Funny how technology can often encourage the fear of being alone. Autophobia. How appropriate, no? After all, many of us, happy to be on auto-pilot, experience withdrawal during hours without email, phones, cable, and Facebook. I'll be the first to admit that I've caved in and spent time with NetFlix when my goal was to dodge myself, when I didn't want to acknowledge my psyche or the Spirit.
Maybe "alone" is not the right word here, exactly. Maybe slowing down and realizing one's actual size in the universe is harder than we acknowledge it to be. Heck, I come from a people called "the quiet in the land," and (many? most?) of us are now just as much a part of the rat-race as greater society. Feel free to prove me wrong, please.

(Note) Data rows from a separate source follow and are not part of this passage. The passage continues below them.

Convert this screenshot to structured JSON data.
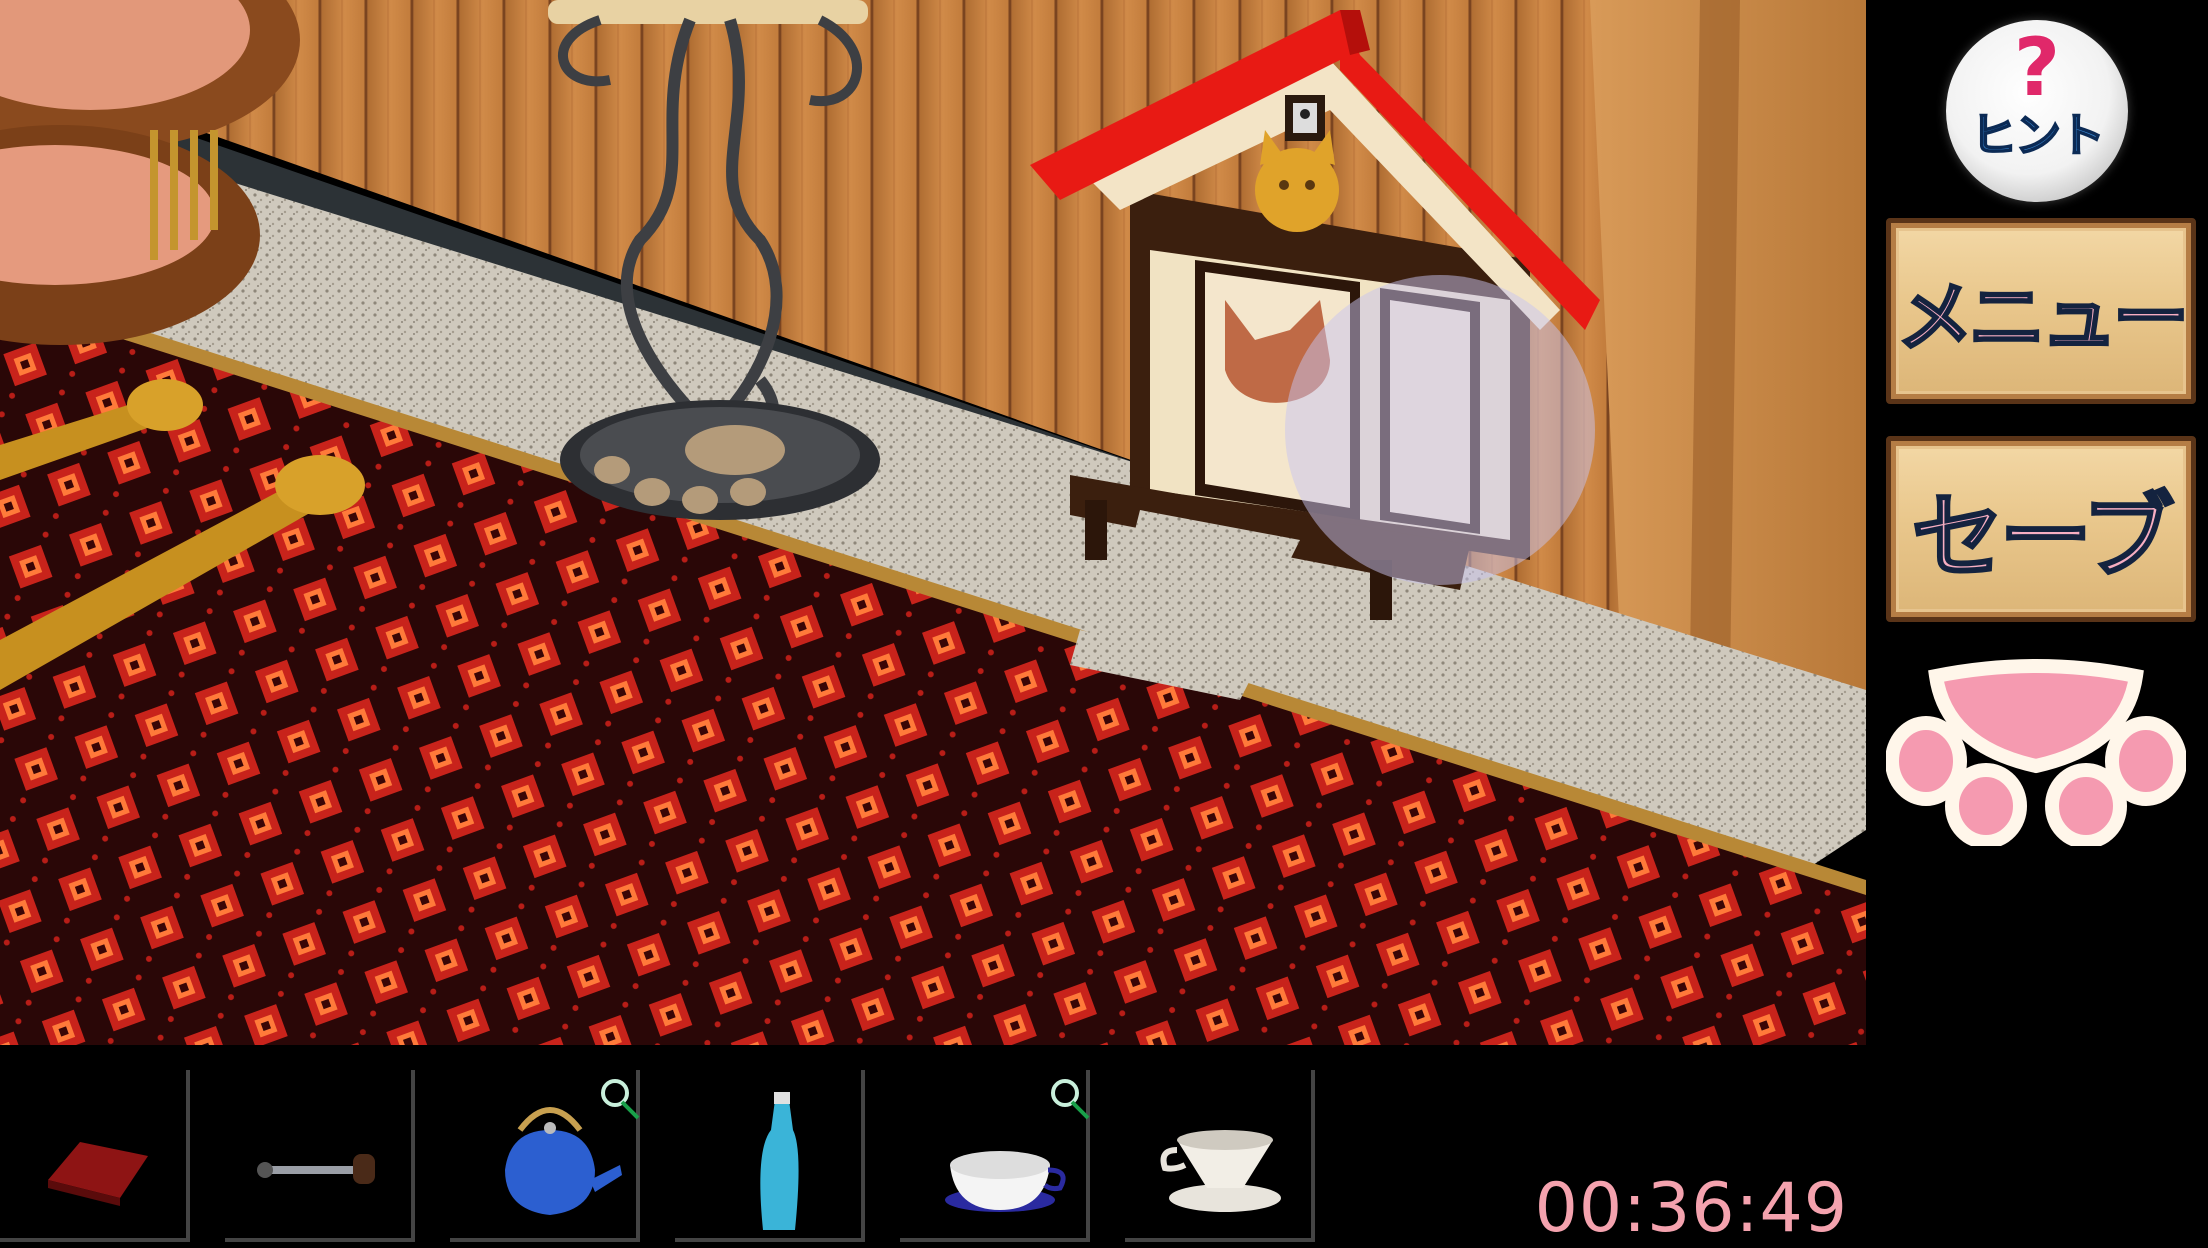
{
  "sidebar": {
    "hint": {
      "symbol": "?",
      "label": "ヒント",
      "icon": "hint-question-icon"
    },
    "menu_label": "メニュー",
    "save_label": "セーブ",
    "paw_icon": "paw-icon"
  },
  "inventory": {
    "items": [
      {
        "name": "red-cloth",
        "selected": false
      },
      {
        "name": "coffee-grinder-handle",
        "selected": false
      },
      {
        "name": "blue-kettle",
        "selected": false,
        "has_magnifier": true
      },
      {
        "name": "blue-bottle",
        "selected": false
      },
      {
        "name": "coffee-cup",
        "selected": false,
        "has_magnifier": true
      },
      {
        "name": "coffee-dripper",
        "selected": false
      }
    ]
  },
  "timer": {
    "value": "00:36:49"
  },
  "colors": {
    "accent_pink": "#f4a2ae",
    "roof_red": "#e81a14",
    "carpet_red": "#c8231b"
  }
}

How would America change if spending time alone (in order to know the self more deeply) wasn't seen as a weakness? (I don't think it's an accident that I began to type "wean" back there!)
A friend sent an Online video to me today, and it really struck a chord. Check it out:

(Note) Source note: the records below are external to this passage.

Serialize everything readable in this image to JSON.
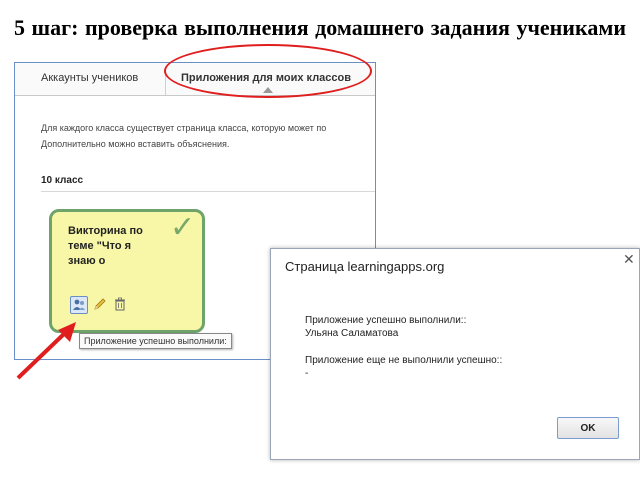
{
  "slide": {
    "title": "5 шаг: проверка выполнения домашнего задания учениками"
  },
  "tabs": [
    {
      "label": "Аккаунты учеников"
    },
    {
      "label": "Приложения для моих классов"
    }
  ],
  "page": {
    "description_line1": "Для каждого класса существует страница класса, которую может по",
    "description_line2": "Дополнительно можно вставить объяснения.",
    "class_title": "10 класс"
  },
  "card": {
    "title": "Викторина по теме \"Что я знаю о",
    "border_color": "#6ea36a",
    "background": "#f7f7a7",
    "icons": [
      "users-icon",
      "pencil-icon",
      "trash-icon"
    ],
    "tooltip": "Приложение успешно выполнили:"
  },
  "dialog": {
    "title": "Страница learningapps.org",
    "line1": "Приложение успешно выполнили::",
    "line2": "Ульяна Саламатова",
    "line3": "Приложение еще не выполнили успешно::",
    "line4": "-",
    "ok_label": "OK"
  },
  "colors": {
    "highlight": "#e01e1e",
    "frame": "#6a8fc7"
  }
}
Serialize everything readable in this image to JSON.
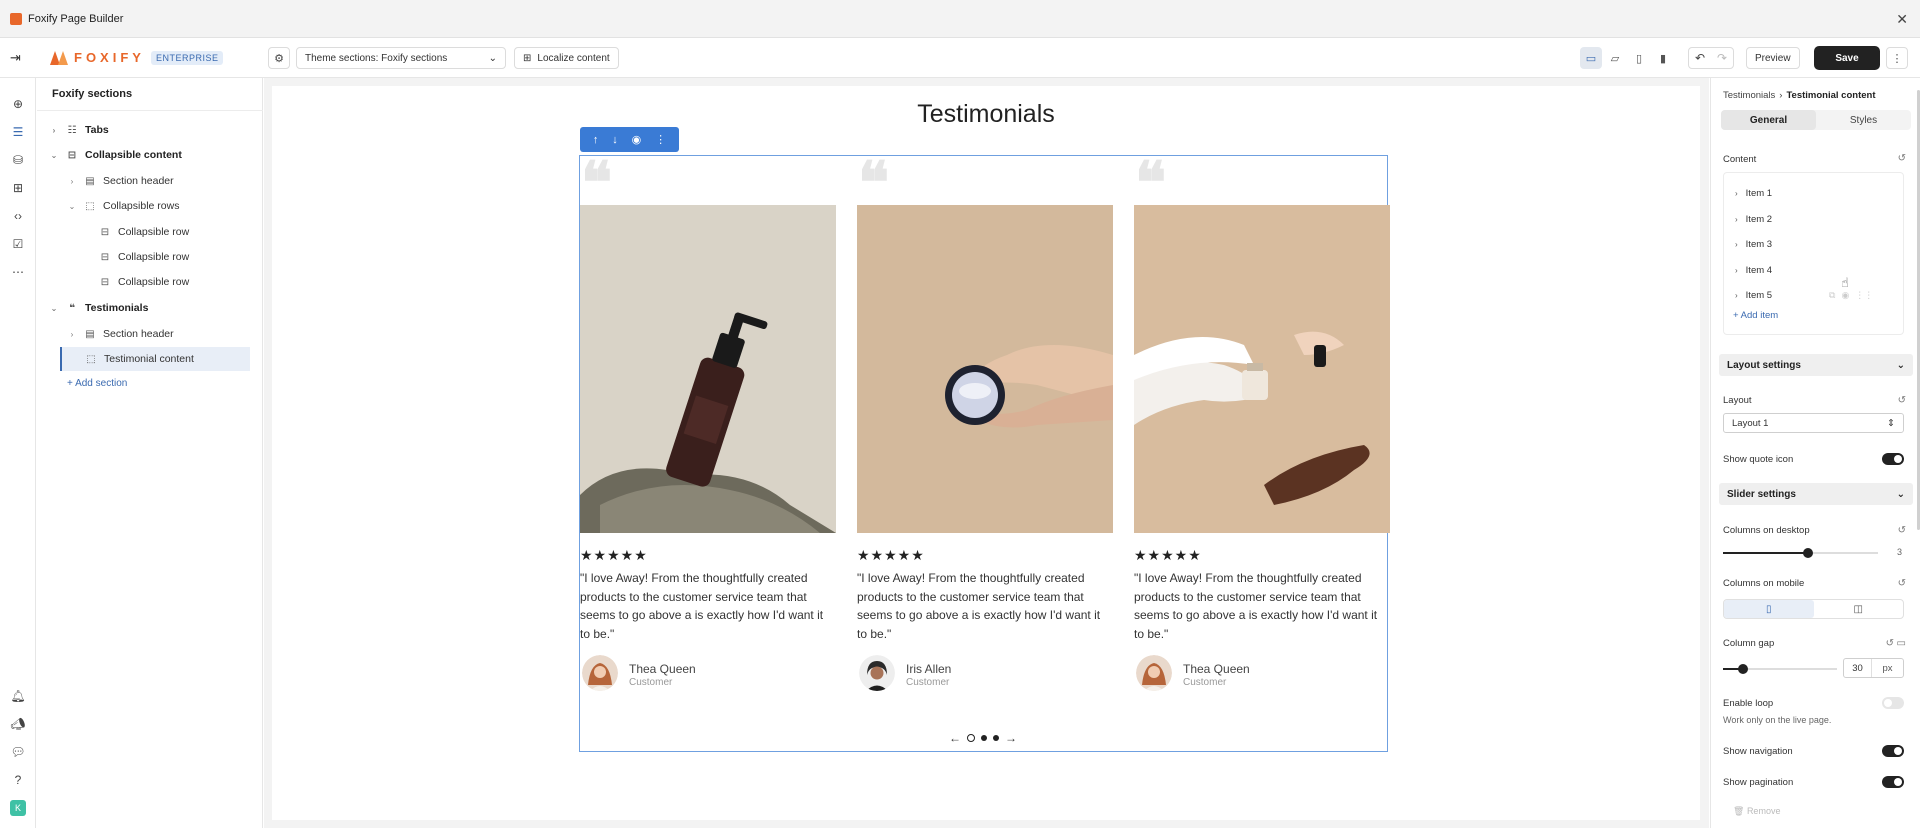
{
  "window": {
    "title": "Foxify Page Builder"
  },
  "topbar": {
    "logo_word": "FOXIFY",
    "logo_badge": "ENTERPRISE",
    "theme_select": "Theme sections: Foxify sections",
    "localize_label": "Localize content",
    "preview_label": "Preview",
    "save_label": "Save"
  },
  "left_panel": {
    "title": "Foxify sections",
    "tree": [
      {
        "label": "Tabs"
      },
      {
        "label": "Collapsible content"
      },
      {
        "label": "Section header"
      },
      {
        "label": "Collapsible rows"
      },
      {
        "label": "Collapsible row"
      },
      {
        "label": "Collapsible row"
      },
      {
        "label": "Collapsible row"
      },
      {
        "label": "Testimonials"
      },
      {
        "label": "Section header"
      },
      {
        "label": "Testimonial content"
      }
    ],
    "add_section": "Add section"
  },
  "canvas": {
    "heading": "Testimonials",
    "cards": [
      {
        "stars": "★★★★★",
        "text": "\"I love Away! From the thoughtfully created products to the customer service team that seems to go above a is exactly how I'd want it to be.\"",
        "name": "Thea Queen",
        "role": "Customer"
      },
      {
        "stars": "★★★★★",
        "text": "\"I love Away! From the thoughtfully created products to the customer service team that seems to go above a is exactly how I'd want it to be.\"",
        "name": "Iris Allen",
        "role": "Customer"
      },
      {
        "stars": "★★★★★",
        "text": "\"I love Away! From the thoughtfully created products to the customer service team that seems to go above a is exactly how I'd want it to be.\"",
        "name": "Thea Queen",
        "role": "Customer"
      }
    ],
    "pagination": {
      "count": 3,
      "active": 1
    }
  },
  "right_panel": {
    "breadcrumb": {
      "parent": "Testimonials",
      "current": "Testimonial content"
    },
    "tabs": {
      "general": "General",
      "styles": "Styles"
    },
    "content_label": "Content",
    "items": [
      "Item 1",
      "Item 2",
      "Item 3",
      "Item 4",
      "Item 5"
    ],
    "add_item": "Add item",
    "layout_settings": "Layout settings",
    "layout_label": "Layout",
    "layout_value": "Layout 1",
    "show_quote_icon": "Show quote icon",
    "slider_settings": "Slider settings",
    "columns_desktop": "Columns on desktop",
    "columns_desktop_value": "3",
    "columns_mobile": "Columns on mobile",
    "column_gap": "Column gap",
    "column_gap_value": "30",
    "column_gap_unit": "px",
    "enable_loop": "Enable loop",
    "loop_hint": "Work only on the live page.",
    "show_navigation": "Show navigation",
    "show_pagination": "Show pagination",
    "remove": "Remove"
  },
  "colors": {
    "accent": "#3a7bd5",
    "brand": "#e8672a",
    "dark": "#222222"
  }
}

"How to Be Alone"
I hope, dear reader, that you're circled by community, by people who've learned and love the layers that are you. But I also hope you can take yourself out for a walk now and then, to a movie, a concert--and still feel held. Whole. Tilting towards happy.

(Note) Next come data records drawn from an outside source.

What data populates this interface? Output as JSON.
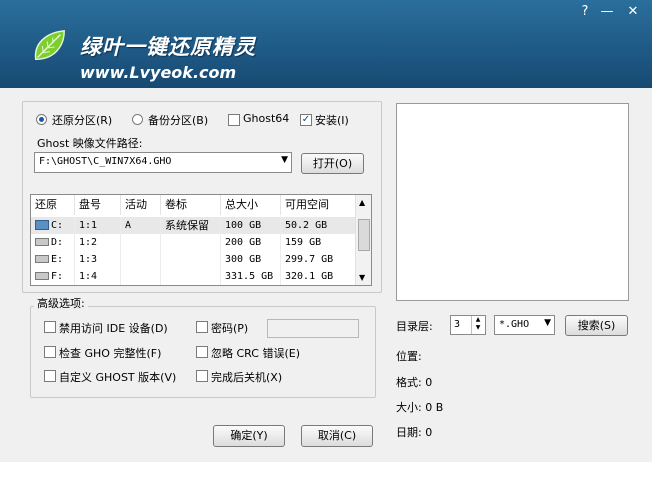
{
  "header": {
    "app_name": "绿叶一键还原精灵",
    "url": "www.Lvyeok.com",
    "help_label": "?",
    "minimize_label": "—",
    "close_label": "✕"
  },
  "options": {
    "restore_label": "还原分区(R)",
    "backup_label": "备份分区(B)",
    "ghost64_label": "Ghost64",
    "install_label": "安装(I)",
    "restore_selected": true,
    "ghost64_checked": false,
    "install_checked": true,
    "path_label": "Ghost 映像文件路径:",
    "path_value": "F:\\GHOST\\C_WIN7X64.GHO",
    "open_button": "打开(O)"
  },
  "table": {
    "headers": [
      "还原",
      "盘号",
      "活动",
      "卷标",
      "总大小",
      "可用空间"
    ],
    "rows": [
      {
        "drive": "C:",
        "num": "1:1",
        "active": "A",
        "label": "系统保留",
        "total": "100 GB",
        "free": "50.2 GB"
      },
      {
        "drive": "D:",
        "num": "1:2",
        "active": "",
        "label": "",
        "total": "200 GB",
        "free": "159 GB"
      },
      {
        "drive": "E:",
        "num": "1:3",
        "active": "",
        "label": "",
        "total": "300 GB",
        "free": "299.7 GB"
      },
      {
        "drive": "F:",
        "num": "1:4",
        "active": "",
        "label": "",
        "total": "331.5 GB",
        "free": "320.1 GB"
      }
    ]
  },
  "advanced": {
    "title": "高级选项:",
    "no_ide": "禁用访问 IDE 设备(D)",
    "password": "密码(P)",
    "check_gho": "检查 GHO 完整性(F)",
    "ignore_crc": "忽略 CRC 错误(E)",
    "custom_ghost": "自定义 GHOST 版本(V)",
    "shutdown": "完成后关机(X)"
  },
  "search": {
    "dir_level_label": "目录层:",
    "dir_level_value": "3",
    "ext_value": "*.GHO",
    "search_button": "搜索(S)"
  },
  "info": {
    "location": "位置:",
    "format": "格式: 0",
    "size": "大小: 0 B",
    "date": "日期: 0"
  },
  "footer": {
    "ok_button": "确定(Y)",
    "cancel_button": "取消(C)"
  }
}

Chicana writer Gloria Anzaldua writes about carrying home on her back like a turtle--something she can never escape, but something she wants to keep reclaiming as her own. The self, too, gets transformed depending on where we take it, how we carry it, how we listen and react.
I'm turning off the computer now, the radio, the lights. The cicadas are the loudest they'll be this summer. They've been trying to get my attention. It's about time I let them.